Centennial Challenges update

Lost in all the discussion this week about that whole, well, bunnysuit thing, was this Space News article about renewed efforts to get funding for NASA’s Centennial Challenges program this fiscal year. An earlier effort to reprogram $2 million from the FY04 budget to permit an initial series of small-scale prizes was rebuffed by the House Appropriations Committee last month. However, Space News reports, NASA has been on the Hill trying to educate members about the program and submitted a new reprogramming request in late June which again asks for $2 million for Centennial Challenges. There are some concerns among both Republicans and Democrats about such so-called “no year” funding, when there’s no idea when—or even if—the money will be spent.

8 comments to Centennial Challenges update

  • And so it begins. Other than the lack of control and lack of pork for specific districts, this will always be the biggest bugaboo of government prizes.

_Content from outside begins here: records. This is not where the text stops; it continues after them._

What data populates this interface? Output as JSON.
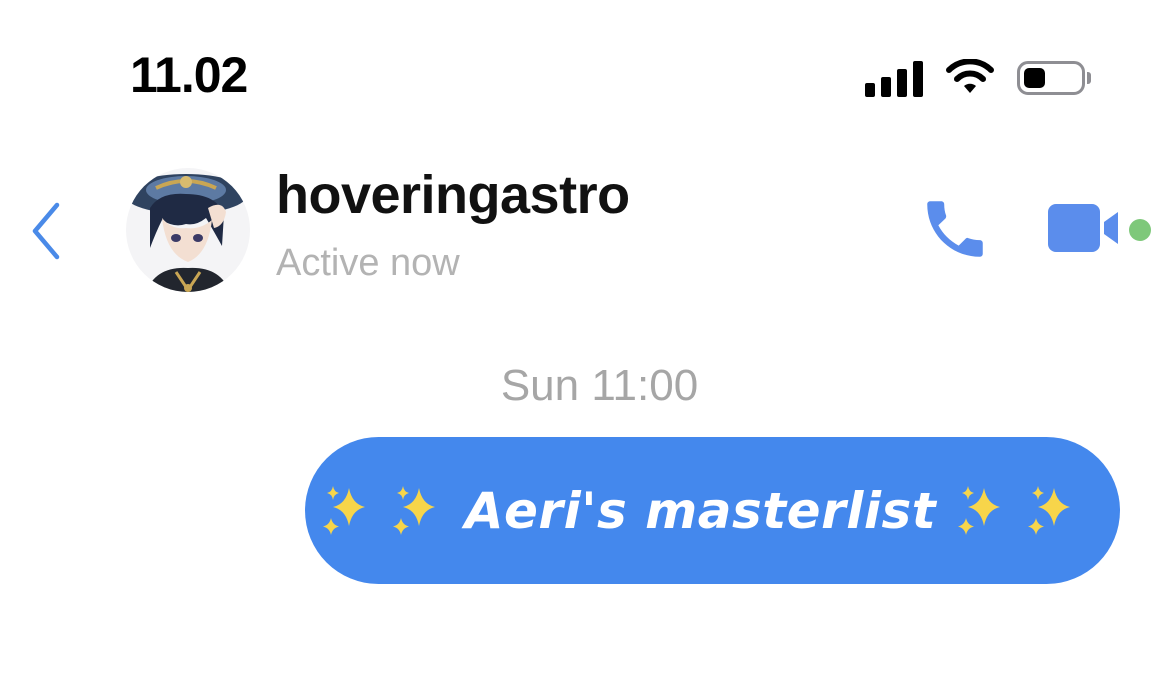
{
  "status_bar": {
    "time": "11.02",
    "icons": [
      "cellular-signal-icon",
      "wifi-icon",
      "battery-icon"
    ],
    "battery_level": 0.35
  },
  "header": {
    "contact_name": "hoveringastro",
    "presence": "Active now",
    "icons": [
      "back-chevron-icon",
      "phone-icon",
      "video-camera-icon"
    ],
    "active_indicator_color": "#7ec87a"
  },
  "conversation": {
    "timestamp": "Sun 11:00",
    "messages": [
      {
        "direction": "outgoing",
        "text": "Aeri's masterlist",
        "decorations": "sparkles-icon x2 on each side",
        "bubble_color": "#4488ed"
      }
    ]
  },
  "colors": {
    "accent": "#4488ed",
    "icon_blue": "#5b8dec",
    "muted_text": "#b3b3b3"
  }
}
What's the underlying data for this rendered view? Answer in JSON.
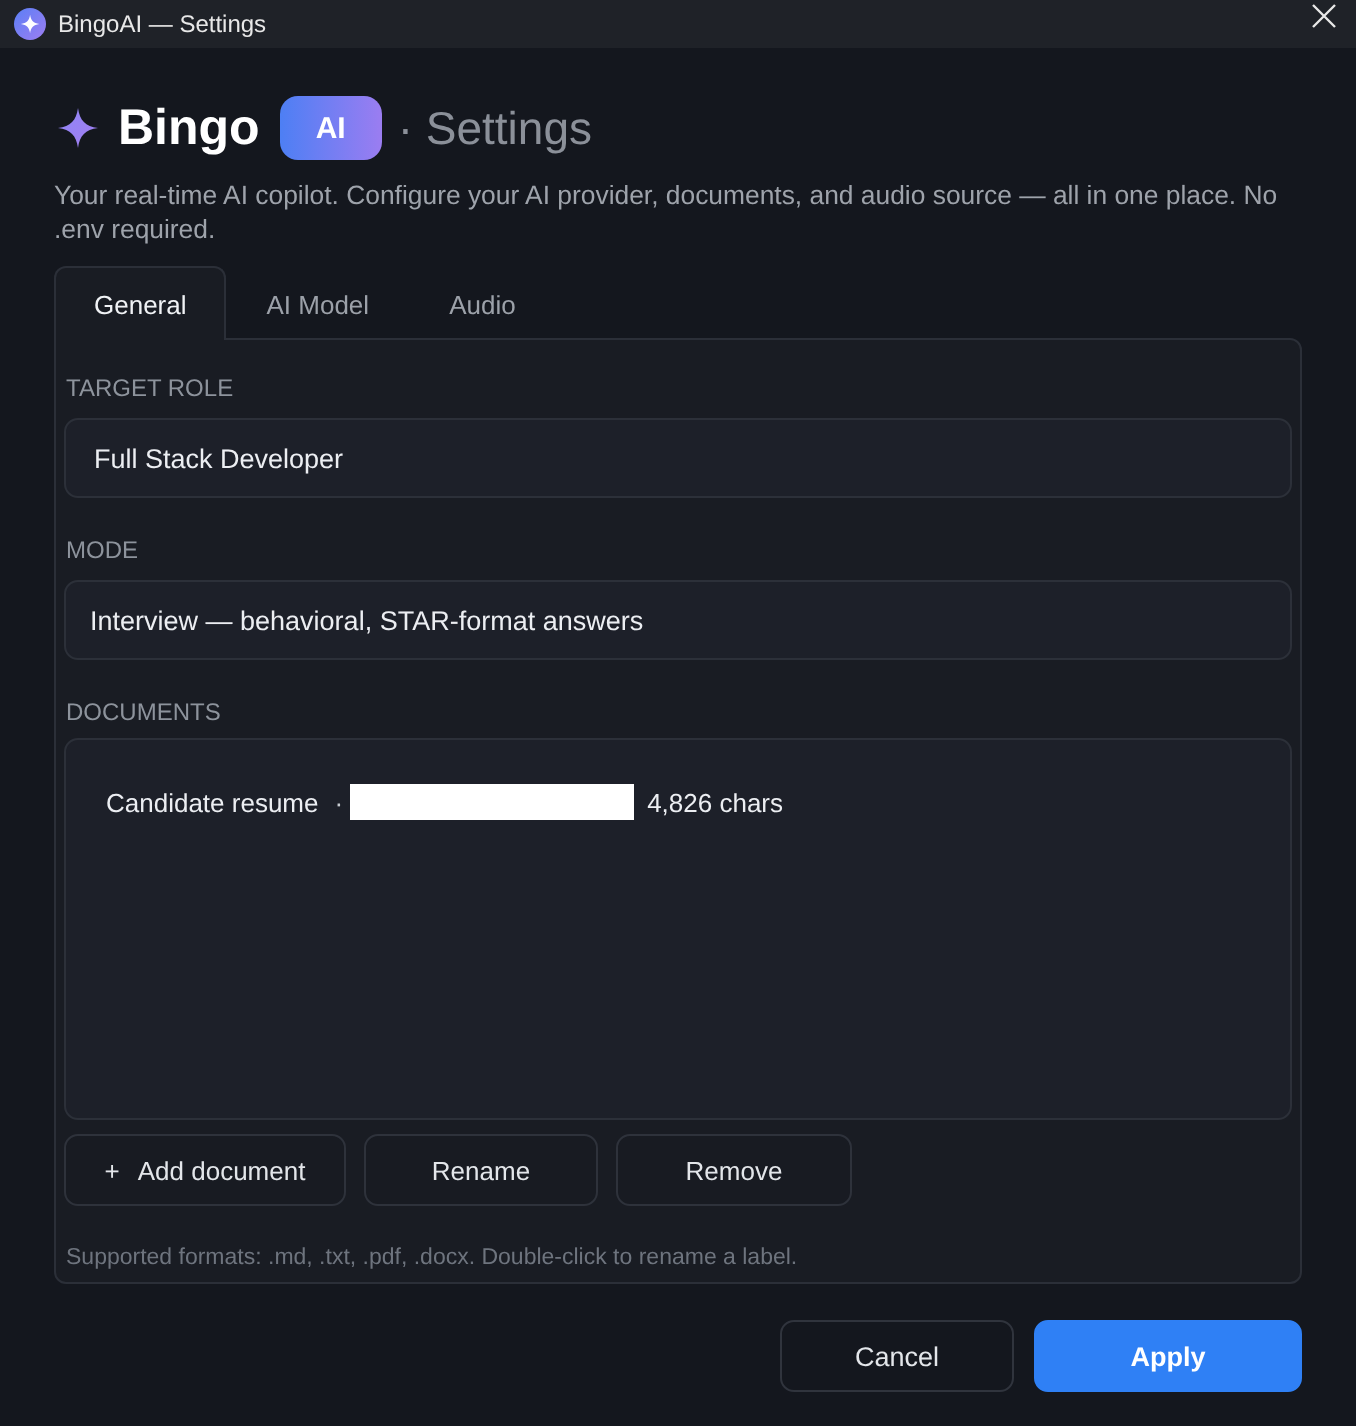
{
  "window": {
    "title": "BingoAI — Settings"
  },
  "header": {
    "brand": "Bingo",
    "badge": "AI",
    "page": "· Settings",
    "description": "Your real-time AI copilot. Configure your AI provider, documents, and audio source — all in one place. No .env required."
  },
  "tabs": [
    {
      "label": "General",
      "selected": true
    },
    {
      "label": "AI Model",
      "selected": false
    },
    {
      "label": "Audio",
      "selected": false
    }
  ],
  "fields": [
    {
      "label": "TARGET ROLE",
      "value": "Full Stack Developer"
    },
    {
      "label": "MODE",
      "value": "Interview — behavioral, STAR-format answers"
    }
  ],
  "documents": {
    "label": "DOCUMENTS",
    "items": [
      {
        "name": "Candidate resume",
        "separator": "·",
        "redacted": true,
        "size": "4,826 chars",
        "selected": false
      }
    ]
  },
  "document_buttons": [
    {
      "prefix": "+",
      "label": "Add document"
    },
    {
      "label": "Rename"
    },
    {
      "label": "Remove"
    }
  ],
  "hint": "Supported formats: .md, .txt, .pdf, .docx. Double-click to rename a label.",
  "footer_buttons": [
    {
      "label": "Cancel",
      "kind": "secondary"
    },
    {
      "label": "Apply",
      "kind": "primary"
    }
  ]
}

    I still like my idea (well, actually it’s Tom Kalbfus’ idea–probably the only good one he ever had) of just soft landing a safe on the surface of the moon with a billion dollars in unmarked bills.

  • They’d probably be worth a lot less by the time NASA gets there – the value of money roughly halves each decade.

    On the other hand, the value of minerals up there isn’t going down any time soon.

  • Anonymous

    I have yet to see any detailed policy discussion of the prize issue, such as the legal issues involved, how prizes would affect funding and appropriations, and how it might positively or negatively affect other R&D. Lots of people start from the assumption that prizes are inherently good. But are they always? Furthermore, aren’t we effectively out here in Government Nowhere’s Land? In other words, can anybody point to any other government agency that has allocated prize money in the multiples of millions of dollars? The only example I am aware of is the DARPA robot race.

    I’m not saying that prizes are bad. But it is easy to understand why members of Congress might be wary to undertake an unprecedented program that has little pedigree.

  • Anonymous

    The pedigree ain’t so little:

    Longitude prize (British government; won by John Harrison)
    Orteig Prize (private; won by Charles Lindbergh)
    ANSARI X PRIZE (private; to be won)
    DARPA Grand Challenge (American government; to be won)
    and now:
    NASA Centennial Challenges (American government; to be won)

  • This document may assist with some of your concerns:

    Concerning Federally Sponsored Inducement Prizes in Engineering and Science

    Report of the Steering Committee for the Workshop to Assess the Potential for Promoting Technological Advance through Government-Sponsored Prizes and Contests, National Academy of Engineering

    56 pages, 8.5 x 11, 1999

  • They’d probably be worth a lot less by the time NASA gets there…

    Who said anything about NASA?

  • Sam Dinkin

    NASA should just spend the money immediately to buy an insurance policy at auction. Sure it will cost them a risk premium, but it will also save them a good chunk off the budget because they will just be paying the actuarially fair value of the prize instead of booking the whole prize.

  • Jonathan Goff


    I have to agree with your assesment (and not just because I had a similar idea). The big bonuses I see of such an idea are:

    A) NASA doesn’t need to fund the full prize, just the premium you mention
    B) The money is spent and can’t be canceled by a future Congress.

    However, I see two drawbacks:

    A) You now have a deadline on the prize
    B) By forcing them to spend money up-front you lose at least some of the “only-have-to-pay-for-success” appeal that prizes normally have.

    I still think it is worth investigating further though.